Entries from a dataset of interfaces
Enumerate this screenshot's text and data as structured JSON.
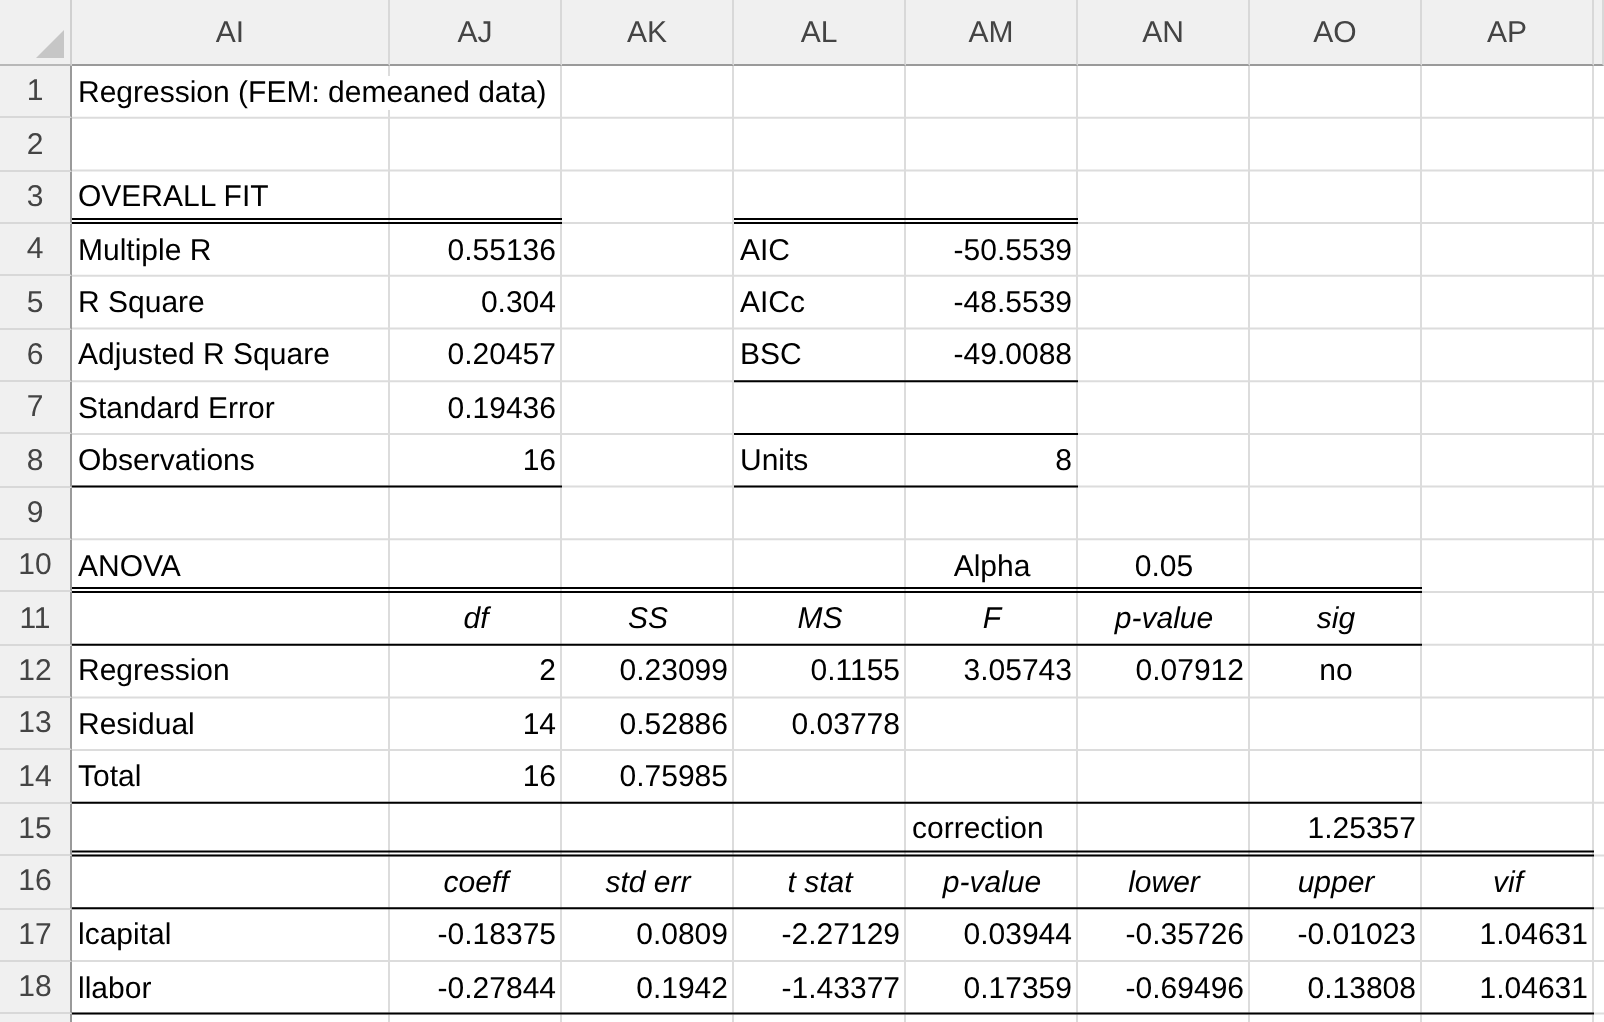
{
  "columns": [
    "AI",
    "AJ",
    "AK",
    "AL",
    "AM",
    "AN",
    "AO",
    "AP"
  ],
  "rows": [
    {
      "number": "1",
      "kind": "data",
      "cells": [
        "Regression (FEM: demeaned data)",
        null,
        null,
        null,
        null,
        null,
        null,
        null
      ]
    },
    {
      "number": "2",
      "kind": "data"
    },
    {
      "number": "3",
      "kind": "data",
      "cells": [
        "OVERALL FIT",
        null,
        null,
        null,
        null,
        null,
        null,
        null
      ]
    },
    {
      "number": "4",
      "kind": "data",
      "cells": [
        "Multiple R",
        "0.55136",
        null,
        "AIC",
        "-50.5539",
        null,
        null,
        null
      ]
    },
    {
      "number": "5",
      "kind": "data",
      "cells": [
        "R Square",
        "0.304",
        null,
        "AICc",
        "-48.5539",
        null,
        null,
        null
      ]
    },
    {
      "number": "6",
      "kind": "data",
      "cells": [
        "Adjusted R Square",
        "0.20457",
        null,
        "BSC",
        "-49.0088",
        null,
        null,
        null
      ]
    },
    {
      "number": "7",
      "kind": "data",
      "cells": [
        "Standard Error",
        "0.19436",
        null,
        null,
        null,
        null,
        null,
        null
      ]
    },
    {
      "number": "8",
      "kind": "data",
      "cells": [
        "Observations",
        "16",
        null,
        "Units",
        "8",
        null,
        null,
        null
      ]
    },
    {
      "number": "9",
      "kind": "data"
    },
    {
      "number": "10",
      "kind": "data",
      "cells": [
        "ANOVA",
        null,
        null,
        null,
        "Alpha",
        "0.05",
        null,
        null
      ]
    },
    {
      "number": "11",
      "kind": "header",
      "cells": [
        null,
        "df",
        "SS",
        "MS",
        "F",
        "p-value",
        "sig",
        null
      ]
    },
    {
      "number": "12",
      "kind": "data",
      "cells": [
        "Regression",
        "2",
        "0.23099",
        "0.1155",
        "3.05743",
        "0.07912",
        "no",
        null
      ]
    },
    {
      "number": "13",
      "kind": "data",
      "cells": [
        "Residual",
        "14",
        "0.52886",
        "0.03778",
        null,
        null,
        null,
        null
      ]
    },
    {
      "number": "14",
      "kind": "data",
      "cells": [
        "Total",
        "16",
        "0.75985",
        null,
        null,
        null,
        null,
        null
      ]
    },
    {
      "number": "15",
      "kind": "data",
      "cells": [
        null,
        null,
        null,
        null,
        "correction",
        null,
        "1.25357",
        null
      ]
    },
    {
      "number": "16",
      "kind": "header",
      "cells": [
        null,
        "coeff",
        "std err",
        "t stat",
        "p-value",
        "lower",
        "upper",
        "vif"
      ]
    },
    {
      "number": "17",
      "kind": "data",
      "cells": [
        "lcapital",
        "-0.18375",
        "0.0809",
        "-2.27129",
        "0.03944",
        "-0.35726",
        "-0.01023",
        "1.04631"
      ]
    },
    {
      "number": "18",
      "kind": "data",
      "cells": [
        "llabor",
        "-0.27844",
        "0.1942",
        "-1.43377",
        "0.17359",
        "-0.69496",
        "0.13808",
        "1.04631"
      ]
    }
  ]
}
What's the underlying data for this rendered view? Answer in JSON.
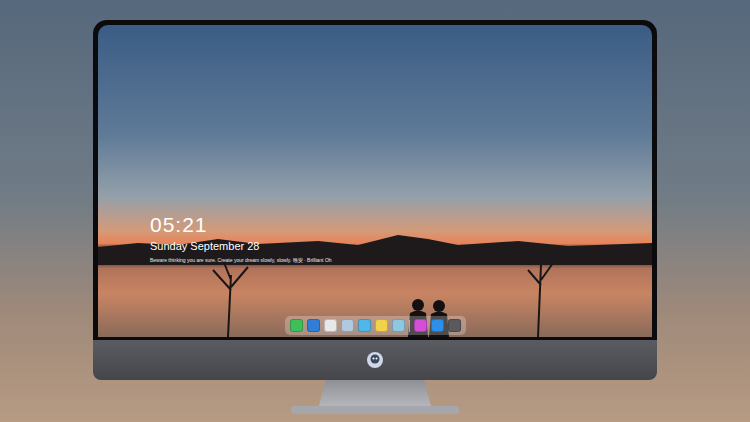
{
  "lock_screen": {
    "time": "05:21",
    "date": "Sunday September 28",
    "message": "Beware thinking you are sure. Create your dream slowly, slowly. 晚安 · Brilliant Oh"
  },
  "dock": {
    "items": [
      {
        "color": "#3fbf5a"
      },
      {
        "color": "#2f7fd8"
      },
      {
        "color": "#e8e8e8"
      },
      {
        "color": "#b0c8e0"
      },
      {
        "color": "#4fb8e8"
      },
      {
        "color": "#f2d24a"
      },
      {
        "color": "#8fc7e0"
      },
      {
        "color": "#d34fd6"
      },
      {
        "color": "#2d8fe8"
      },
      {
        "color": "#5a5a5e"
      }
    ]
  }
}
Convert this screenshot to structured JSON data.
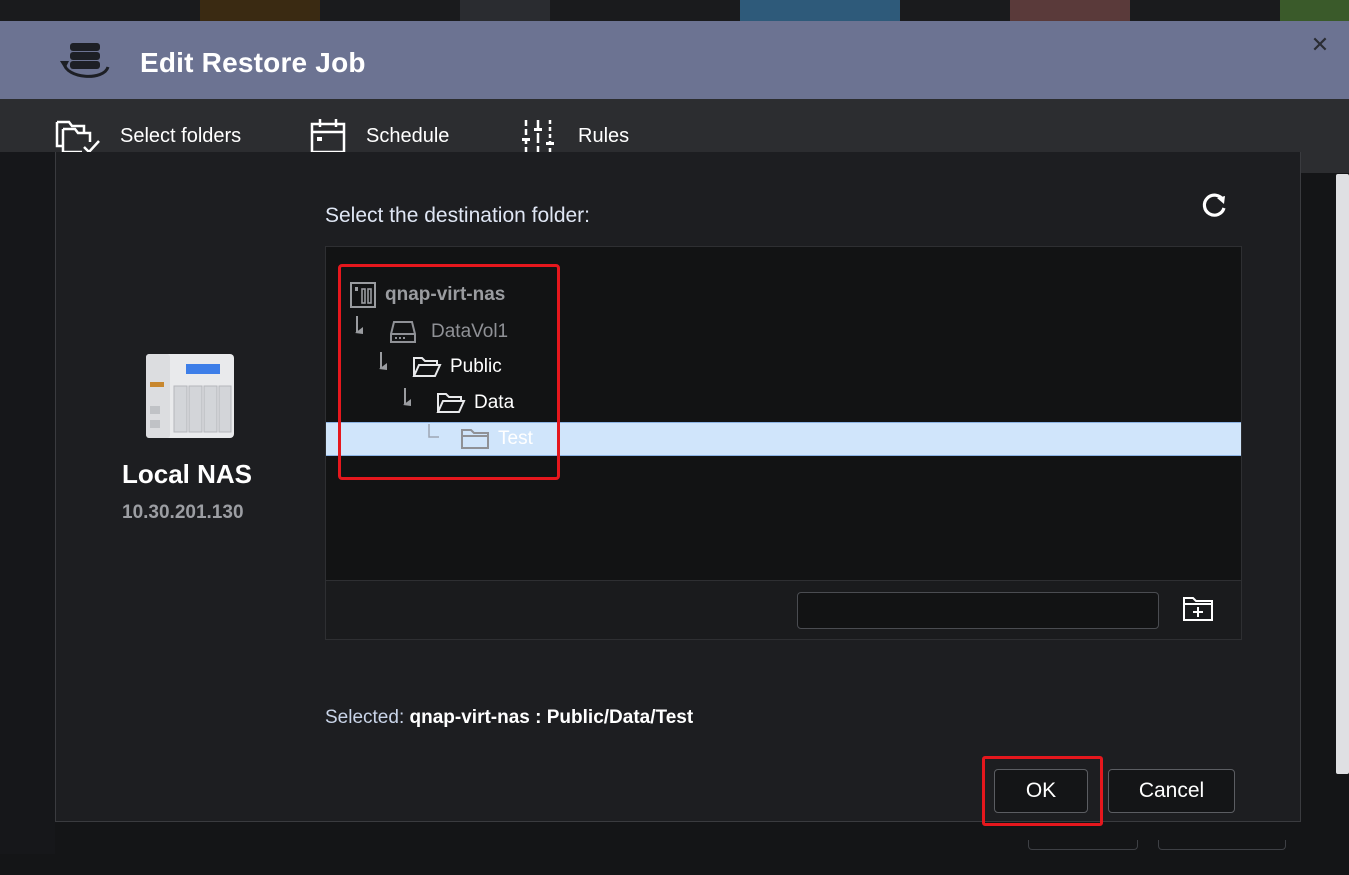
{
  "dialog": {
    "title": "Edit Restore Job",
    "close_label": "✕"
  },
  "tabs": [
    {
      "label": "Select folders",
      "icon": "folder-check-icon"
    },
    {
      "label": "Schedule",
      "icon": "calendar-icon"
    },
    {
      "label": "Rules",
      "icon": "sliders-icon"
    }
  ],
  "source": {
    "name": "Local NAS",
    "ip": "10.30.201.130"
  },
  "destination": {
    "prompt": "Select the destination folder:",
    "tree": [
      {
        "label": "qnap-virt-nas",
        "level": 0,
        "icon": "nas-server-icon"
      },
      {
        "label": "DataVol1",
        "level": 1,
        "icon": "disk-volume-icon"
      },
      {
        "label": "Public",
        "level": 2,
        "icon": "folder-open-icon"
      },
      {
        "label": "Data",
        "level": 3,
        "icon": "folder-open-icon"
      },
      {
        "label": "Test",
        "level": 4,
        "icon": "folder-icon",
        "selected": true
      }
    ],
    "new_folder_value": "",
    "selected_label": "Selected:",
    "selected_value": "qnap-virt-nas : Public/Data/Test"
  },
  "buttons": {
    "ok": "OK",
    "cancel": "Cancel"
  },
  "colors": {
    "titlebar": "#6c7392",
    "selection": "#d0e5fb",
    "highlight_box": "#e5171d"
  }
}
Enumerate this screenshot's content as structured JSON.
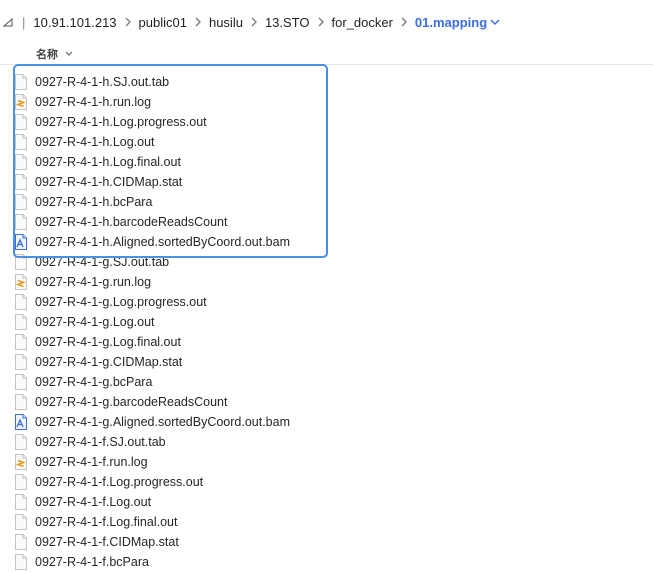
{
  "breadcrumb": {
    "items": [
      "10.91.101.213",
      "public01",
      "husilu",
      "13.STO",
      "for_docker",
      "01.mapping"
    ]
  },
  "column_header": {
    "name_label": "名称"
  },
  "files": [
    {
      "name": "0927-R-4-1-h.SJ.out.tab",
      "icon": "document-icon"
    },
    {
      "name": "0927-R-4-1-h.run.log",
      "icon": "log-file-icon"
    },
    {
      "name": "0927-R-4-1-h.Log.progress.out",
      "icon": "document-icon"
    },
    {
      "name": "0927-R-4-1-h.Log.out",
      "icon": "document-icon"
    },
    {
      "name": "0927-R-4-1-h.Log.final.out",
      "icon": "document-icon"
    },
    {
      "name": "0927-R-4-1-h.CIDMap.stat",
      "icon": "document-icon"
    },
    {
      "name": "0927-R-4-1-h.bcPara",
      "icon": "document-icon"
    },
    {
      "name": "0927-R-4-1-h.barcodeReadsCount",
      "icon": "document-icon"
    },
    {
      "name": "0927-R-4-1-h.Aligned.sortedByCoord.out.bam",
      "icon": "bam-file-icon"
    },
    {
      "name": "0927-R-4-1-g.SJ.out.tab",
      "icon": "document-icon"
    },
    {
      "name": "0927-R-4-1-g.run.log",
      "icon": "log-file-icon"
    },
    {
      "name": "0927-R-4-1-g.Log.progress.out",
      "icon": "document-icon"
    },
    {
      "name": "0927-R-4-1-g.Log.out",
      "icon": "document-icon"
    },
    {
      "name": "0927-R-4-1-g.Log.final.out",
      "icon": "document-icon"
    },
    {
      "name": "0927-R-4-1-g.CIDMap.stat",
      "icon": "document-icon"
    },
    {
      "name": "0927-R-4-1-g.bcPara",
      "icon": "document-icon"
    },
    {
      "name": "0927-R-4-1-g.barcodeReadsCount",
      "icon": "document-icon"
    },
    {
      "name": "0927-R-4-1-g.Aligned.sortedByCoord.out.bam",
      "icon": "bam-file-icon"
    },
    {
      "name": "0927-R-4-1-f.SJ.out.tab",
      "icon": "document-icon"
    },
    {
      "name": "0927-R-4-1-f.run.log",
      "icon": "log-file-icon"
    },
    {
      "name": "0927-R-4-1-f.Log.progress.out",
      "icon": "document-icon"
    },
    {
      "name": "0927-R-4-1-f.Log.out",
      "icon": "document-icon"
    },
    {
      "name": "0927-R-4-1-f.Log.final.out",
      "icon": "document-icon"
    },
    {
      "name": "0927-R-4-1-f.CIDMap.stat",
      "icon": "document-icon"
    },
    {
      "name": "0927-R-4-1-f.bcPara",
      "icon": "document-icon"
    }
  ],
  "colors": {
    "accent": "#3a6ee0",
    "selection_border": "#4a8ee8",
    "log_icon": "#e59b1e",
    "bam_icon": "#3b6fd6"
  }
}
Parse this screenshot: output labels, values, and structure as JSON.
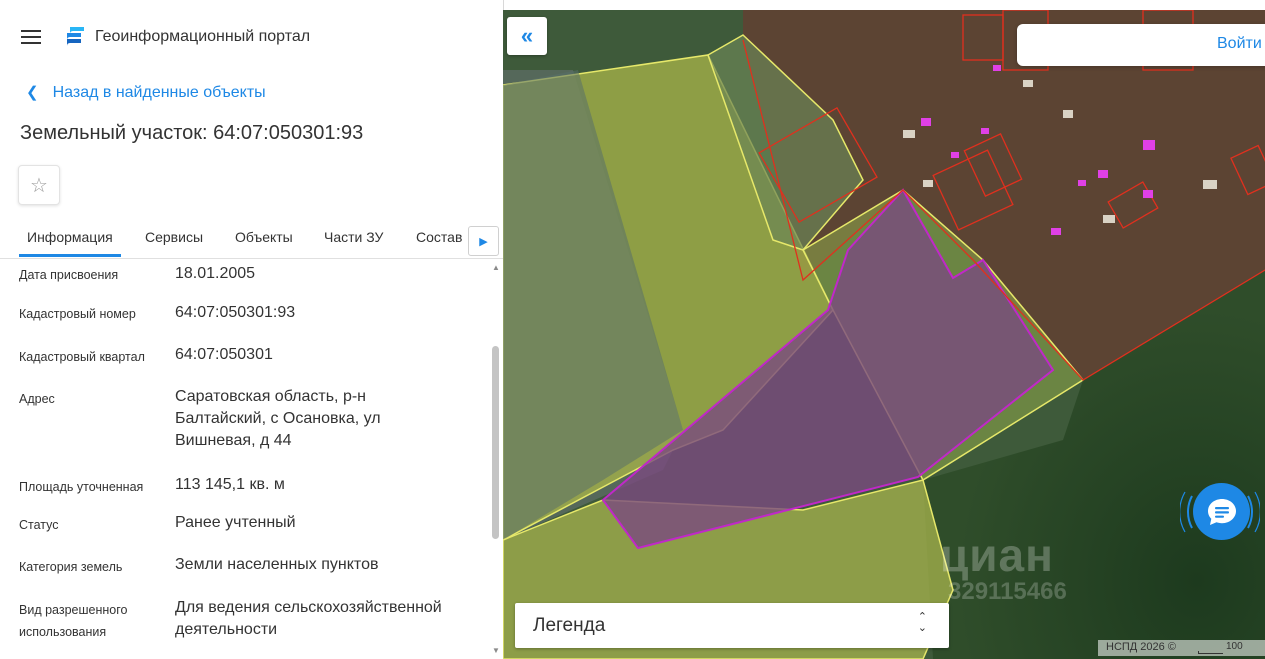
{
  "header": {
    "portal_title": "Геоинформационный портал",
    "back_link": "Назад в найденные объекты",
    "parcel_title": "Земельный участок: 64:07:050301:93"
  },
  "tabs": [
    "Информация",
    "Сервисы",
    "Объекты",
    "Части ЗУ",
    "Состав"
  ],
  "info": {
    "rows": [
      {
        "label": "Дата присвоения",
        "value": "18.01.2005"
      },
      {
        "label": "Кадастровый номер",
        "value": "64:07:050301:93"
      },
      {
        "label": "Кадастровый квартал",
        "value": "64:07:050301"
      },
      {
        "label": "Адрес",
        "value": "Саратовская область, р-н Балтайский, с Осановка, ул Вишневая, д 44"
      },
      {
        "label": "Площадь уточненная",
        "value": "113 145,1 кв. м"
      },
      {
        "label": "Статус",
        "value": "Ранее учтенный"
      },
      {
        "label": "Категория земель",
        "value": "Земли населенных пунктов"
      },
      {
        "label": "Вид разрешенного использования",
        "value": "Для ведения сельскохозяйственной деятельности"
      }
    ]
  },
  "map": {
    "login": "Войти",
    "legend": "Легенда",
    "watermark_logo": "циан",
    "watermark_id": "329115466",
    "copyright": "НСПД 2026 ©",
    "scale": "100"
  },
  "colors": {
    "accent": "#1e88e5",
    "selected_parcel": "#c028c8",
    "parcel_yellow": "#d6e05a",
    "settlement_red": "#e0301e"
  }
}
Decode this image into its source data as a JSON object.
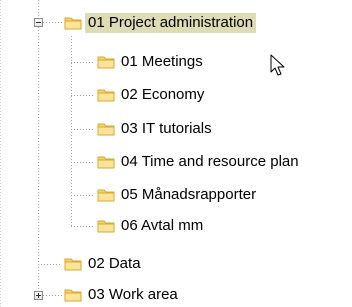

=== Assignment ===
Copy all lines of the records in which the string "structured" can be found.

=== Solution to this exercise ===
Enumerate this screenshot's text and data as structured JSON.
Convert this screenshot to structured JSON data.
Enumerate this screenshot's content as structured JSON.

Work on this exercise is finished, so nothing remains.